One of our research interests is the water molecule, H2O , in different environments and its interaction with radiation. The water molecule is build from one oxygen atom and two hydrogen atoms. The molecule has three degrees of vibrational and rotational freedom. The three figures beneath show the 3 possible vibrational motions. They are labelled with v1, v2 and v3 and are often called the normal modes of vibration of the molecule. The figures also show the energy of one quantum of vibration.

Figure: H2O molecule showing symmetric 
stretching mode. Figure: H2O molecule showing bending mode. Figure: H2O molecule showing asymmetric 
stretching mode.
Symmetric stretching mode, v1
3657 cm-1
Bending mode, v2
1595 cm-1
Asymmetric stretching mode, v3
3756 cm-1

Normal modes involve the participation of all parts of the molecule. A vibration localized in a single OH bond is called a local mode. This gives a better model for high levels of excitation than the normal mode model. The transition from normal mode to local mode is a manifestation of the mixing between vibrational states which also leads to the concept of polyads.

When two modes lie close in energy they can mix. The energy for the v3 mode is about half the energy of the v1 and v2 modes. So 2n quanta of bend can mix with n quanta of stretch. The number n is called the polyad number. A polyad is a group of states that are close in energy.

But the molecule cannot only vibrate. It can also rotate. To describe all possible rotations of the water molecule we need to define 3 rotational axes. By convention the axes are labelled so that the rotational constant A is biggest and C is smallest.

Figure: H2O molecule showing rotation axis A. Figure: H2O molecule showing rotation axis B. Figure: H2O molecule showing rotation axis C.
Rotational axis A Rotational axis B Rotational axis C

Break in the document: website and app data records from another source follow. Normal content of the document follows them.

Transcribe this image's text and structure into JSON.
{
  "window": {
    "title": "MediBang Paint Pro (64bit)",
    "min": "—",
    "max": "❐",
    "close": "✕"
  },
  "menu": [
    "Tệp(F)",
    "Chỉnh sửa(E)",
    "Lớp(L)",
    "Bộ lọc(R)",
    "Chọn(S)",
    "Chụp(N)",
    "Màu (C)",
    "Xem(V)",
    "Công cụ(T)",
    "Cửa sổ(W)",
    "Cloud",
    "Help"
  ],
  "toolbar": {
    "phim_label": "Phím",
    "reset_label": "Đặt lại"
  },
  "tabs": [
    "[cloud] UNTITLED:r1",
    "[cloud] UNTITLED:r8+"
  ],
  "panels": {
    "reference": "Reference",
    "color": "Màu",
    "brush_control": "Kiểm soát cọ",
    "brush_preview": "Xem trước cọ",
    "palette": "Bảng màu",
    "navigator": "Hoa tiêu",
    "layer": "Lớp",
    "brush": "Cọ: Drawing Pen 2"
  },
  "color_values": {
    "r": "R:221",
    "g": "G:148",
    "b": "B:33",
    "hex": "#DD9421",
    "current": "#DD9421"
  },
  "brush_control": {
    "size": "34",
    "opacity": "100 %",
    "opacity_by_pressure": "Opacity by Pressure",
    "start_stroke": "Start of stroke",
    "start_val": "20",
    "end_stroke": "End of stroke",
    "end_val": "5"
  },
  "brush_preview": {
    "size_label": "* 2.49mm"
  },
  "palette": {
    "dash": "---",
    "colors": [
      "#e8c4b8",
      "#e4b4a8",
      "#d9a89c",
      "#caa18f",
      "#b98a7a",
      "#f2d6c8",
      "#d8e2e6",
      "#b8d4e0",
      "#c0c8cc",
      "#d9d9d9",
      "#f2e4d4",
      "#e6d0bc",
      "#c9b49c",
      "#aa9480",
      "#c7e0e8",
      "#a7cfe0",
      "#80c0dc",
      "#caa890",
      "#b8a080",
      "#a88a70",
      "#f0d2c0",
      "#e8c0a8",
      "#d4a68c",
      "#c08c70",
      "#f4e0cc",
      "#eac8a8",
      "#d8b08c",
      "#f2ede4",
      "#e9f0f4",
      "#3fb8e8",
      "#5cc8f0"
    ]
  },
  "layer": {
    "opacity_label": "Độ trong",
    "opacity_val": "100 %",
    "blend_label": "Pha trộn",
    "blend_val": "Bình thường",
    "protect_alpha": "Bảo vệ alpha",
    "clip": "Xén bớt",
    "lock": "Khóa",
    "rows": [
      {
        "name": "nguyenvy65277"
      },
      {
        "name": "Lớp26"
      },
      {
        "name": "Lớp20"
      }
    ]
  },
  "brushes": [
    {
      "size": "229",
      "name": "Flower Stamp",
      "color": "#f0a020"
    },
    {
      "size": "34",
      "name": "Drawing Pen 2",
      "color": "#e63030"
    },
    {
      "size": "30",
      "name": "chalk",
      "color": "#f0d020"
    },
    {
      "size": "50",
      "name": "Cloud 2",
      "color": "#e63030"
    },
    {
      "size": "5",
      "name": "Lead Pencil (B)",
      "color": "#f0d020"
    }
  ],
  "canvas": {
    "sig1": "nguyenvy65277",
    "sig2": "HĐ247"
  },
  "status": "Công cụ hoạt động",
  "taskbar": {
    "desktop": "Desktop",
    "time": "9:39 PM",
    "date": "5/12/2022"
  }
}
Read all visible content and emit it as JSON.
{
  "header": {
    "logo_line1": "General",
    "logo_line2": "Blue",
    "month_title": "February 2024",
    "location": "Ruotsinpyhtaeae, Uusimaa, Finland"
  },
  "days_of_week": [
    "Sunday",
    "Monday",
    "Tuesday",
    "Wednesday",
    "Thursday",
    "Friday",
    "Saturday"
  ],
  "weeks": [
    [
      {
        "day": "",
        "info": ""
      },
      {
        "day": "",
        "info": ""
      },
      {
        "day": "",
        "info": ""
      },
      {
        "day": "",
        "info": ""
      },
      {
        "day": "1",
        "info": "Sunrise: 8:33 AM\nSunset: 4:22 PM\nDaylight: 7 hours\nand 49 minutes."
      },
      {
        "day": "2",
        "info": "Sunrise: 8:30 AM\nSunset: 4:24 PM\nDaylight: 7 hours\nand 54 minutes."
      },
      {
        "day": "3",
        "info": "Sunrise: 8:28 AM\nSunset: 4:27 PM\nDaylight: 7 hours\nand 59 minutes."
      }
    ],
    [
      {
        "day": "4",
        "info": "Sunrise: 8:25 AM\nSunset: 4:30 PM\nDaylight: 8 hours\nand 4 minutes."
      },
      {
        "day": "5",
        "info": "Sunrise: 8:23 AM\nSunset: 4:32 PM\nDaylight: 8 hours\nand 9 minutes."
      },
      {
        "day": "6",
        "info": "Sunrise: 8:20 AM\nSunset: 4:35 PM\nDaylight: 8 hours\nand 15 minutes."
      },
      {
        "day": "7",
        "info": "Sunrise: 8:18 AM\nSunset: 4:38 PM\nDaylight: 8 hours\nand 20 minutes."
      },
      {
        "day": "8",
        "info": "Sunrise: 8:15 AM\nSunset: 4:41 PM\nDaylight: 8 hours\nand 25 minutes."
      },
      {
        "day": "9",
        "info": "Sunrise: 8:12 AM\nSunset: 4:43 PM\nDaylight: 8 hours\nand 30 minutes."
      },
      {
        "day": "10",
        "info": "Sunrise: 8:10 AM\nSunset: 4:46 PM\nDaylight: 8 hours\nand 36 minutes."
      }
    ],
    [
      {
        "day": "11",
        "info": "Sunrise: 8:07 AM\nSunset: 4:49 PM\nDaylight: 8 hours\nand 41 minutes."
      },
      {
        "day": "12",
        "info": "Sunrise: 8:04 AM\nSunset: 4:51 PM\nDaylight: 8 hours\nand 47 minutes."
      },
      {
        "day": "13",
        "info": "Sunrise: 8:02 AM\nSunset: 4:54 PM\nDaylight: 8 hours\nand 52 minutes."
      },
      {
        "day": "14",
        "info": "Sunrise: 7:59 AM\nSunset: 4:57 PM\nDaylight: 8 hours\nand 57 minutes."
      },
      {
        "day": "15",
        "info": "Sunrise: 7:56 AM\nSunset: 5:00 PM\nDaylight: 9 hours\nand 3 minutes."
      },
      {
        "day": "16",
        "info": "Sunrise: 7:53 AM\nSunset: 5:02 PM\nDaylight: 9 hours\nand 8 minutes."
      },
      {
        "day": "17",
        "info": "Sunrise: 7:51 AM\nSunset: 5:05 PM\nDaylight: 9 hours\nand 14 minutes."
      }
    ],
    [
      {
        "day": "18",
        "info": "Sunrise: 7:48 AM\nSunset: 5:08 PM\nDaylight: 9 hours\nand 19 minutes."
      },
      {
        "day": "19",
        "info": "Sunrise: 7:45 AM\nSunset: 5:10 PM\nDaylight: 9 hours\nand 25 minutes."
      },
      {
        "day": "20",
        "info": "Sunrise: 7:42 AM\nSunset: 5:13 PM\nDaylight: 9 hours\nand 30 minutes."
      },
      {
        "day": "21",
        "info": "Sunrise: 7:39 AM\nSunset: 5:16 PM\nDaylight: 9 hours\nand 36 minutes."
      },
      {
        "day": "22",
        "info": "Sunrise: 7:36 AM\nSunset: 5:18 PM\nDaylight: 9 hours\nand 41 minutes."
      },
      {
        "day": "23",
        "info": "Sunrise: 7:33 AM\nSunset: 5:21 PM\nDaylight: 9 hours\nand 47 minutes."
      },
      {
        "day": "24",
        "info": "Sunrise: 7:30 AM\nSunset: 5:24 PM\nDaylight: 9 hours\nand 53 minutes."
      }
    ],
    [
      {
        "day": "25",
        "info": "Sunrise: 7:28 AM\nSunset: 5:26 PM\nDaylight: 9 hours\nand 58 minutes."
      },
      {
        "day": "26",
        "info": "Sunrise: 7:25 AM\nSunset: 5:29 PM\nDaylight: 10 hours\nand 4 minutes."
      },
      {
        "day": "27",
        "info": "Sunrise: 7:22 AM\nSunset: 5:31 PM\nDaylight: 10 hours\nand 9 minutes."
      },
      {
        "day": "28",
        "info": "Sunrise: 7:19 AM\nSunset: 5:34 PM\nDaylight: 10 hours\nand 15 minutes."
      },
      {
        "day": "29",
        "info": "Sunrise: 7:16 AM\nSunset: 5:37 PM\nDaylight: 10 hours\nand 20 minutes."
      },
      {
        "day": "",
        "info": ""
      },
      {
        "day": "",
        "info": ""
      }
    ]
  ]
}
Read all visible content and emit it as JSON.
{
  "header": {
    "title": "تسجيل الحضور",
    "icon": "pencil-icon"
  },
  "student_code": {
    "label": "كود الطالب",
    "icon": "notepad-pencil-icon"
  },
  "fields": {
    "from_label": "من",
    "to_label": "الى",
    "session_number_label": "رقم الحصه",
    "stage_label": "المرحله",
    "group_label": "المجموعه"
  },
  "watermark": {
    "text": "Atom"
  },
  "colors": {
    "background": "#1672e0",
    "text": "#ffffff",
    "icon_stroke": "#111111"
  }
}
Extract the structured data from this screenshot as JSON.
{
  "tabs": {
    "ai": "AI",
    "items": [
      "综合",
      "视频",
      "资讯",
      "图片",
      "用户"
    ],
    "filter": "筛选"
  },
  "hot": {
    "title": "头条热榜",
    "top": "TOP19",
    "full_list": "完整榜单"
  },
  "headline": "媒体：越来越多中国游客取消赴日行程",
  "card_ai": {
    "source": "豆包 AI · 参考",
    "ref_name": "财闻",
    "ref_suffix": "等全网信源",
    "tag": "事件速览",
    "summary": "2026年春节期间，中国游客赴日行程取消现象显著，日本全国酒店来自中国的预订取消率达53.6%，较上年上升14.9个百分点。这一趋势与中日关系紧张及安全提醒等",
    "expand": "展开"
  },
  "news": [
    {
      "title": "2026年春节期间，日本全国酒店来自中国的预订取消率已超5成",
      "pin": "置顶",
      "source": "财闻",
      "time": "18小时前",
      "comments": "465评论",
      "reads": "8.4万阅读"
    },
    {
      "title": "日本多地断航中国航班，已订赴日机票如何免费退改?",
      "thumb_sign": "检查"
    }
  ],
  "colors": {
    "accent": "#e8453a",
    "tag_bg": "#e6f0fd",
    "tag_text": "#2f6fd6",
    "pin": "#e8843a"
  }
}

The water molecule is an asymmetric top molecule. Hence the degeneracy in the vibrational and rotational states is lifted resulting in many allowed transitions. This gives rise to spectra with little or no readily discernable structure.

The group have used Variational methods to analyse spectra of sunspots and laboratory emission spectra. This work has significantly increased our knowledge about the water molecule. The next image shows one of these spectra and with some identified transitions.

Click for larger image of
 spectrum. (15K)

Sunspots are centres of intense solar magnetic activity. They are significantly cooler than the surrounding areas of the Sun's atmosphere an so appear as dark patches on the Sun's surface. They also have a more complicated spectra than the main body of the sun. The two images beneath show the sun with sunspots and a sunspot close-up.

Figure: The sun with sunspots. Click image for
larger image (6K). Use the browser's [Back] to get back here again. Figure: Sunspot closeup. Click image for larger image
(77K). Use the browser's [Back] to get back here again.
Sun with sunspots
Click for larger image (6K)
Sunspot closeup.
Click for larger image (77K)

The temperature of the sun's atmosphere is around 5500°C. In contrast, sunspots have a temperature of about 3000°C. Hence for different regions of the sun's atmosphere there is a change in chemistry. At 5500°C only simple two atom molecules can form. The rest are blasted apart the second they are formed. One of the stable molecules in this environment is the OH radical, which is quite common in the sun's atmosphere. In cooler regions H2O molecules can form from OH radicals. At ~3700°C half of the OH radicals have become water molecules.

Spectra of hot water are very different from the spectrum of cold water vapour found in the Earth's atmosphere. This allows astronomers to observe hot water spectra through windows in the Earth's atmosphere. Astronomers label these windows with different letters. Especially the N-window (10-20µm) is of interest for us. Here pure rotational transitions of hot water occur and can be investigated. You can find some of our data on water in our ftp-archive ftp.tampa.phys.ucl.ac.uk/pub/water

The research on hot water is for use in many other research fields. The following list gives a short overview over some applications.

For further reading please refer to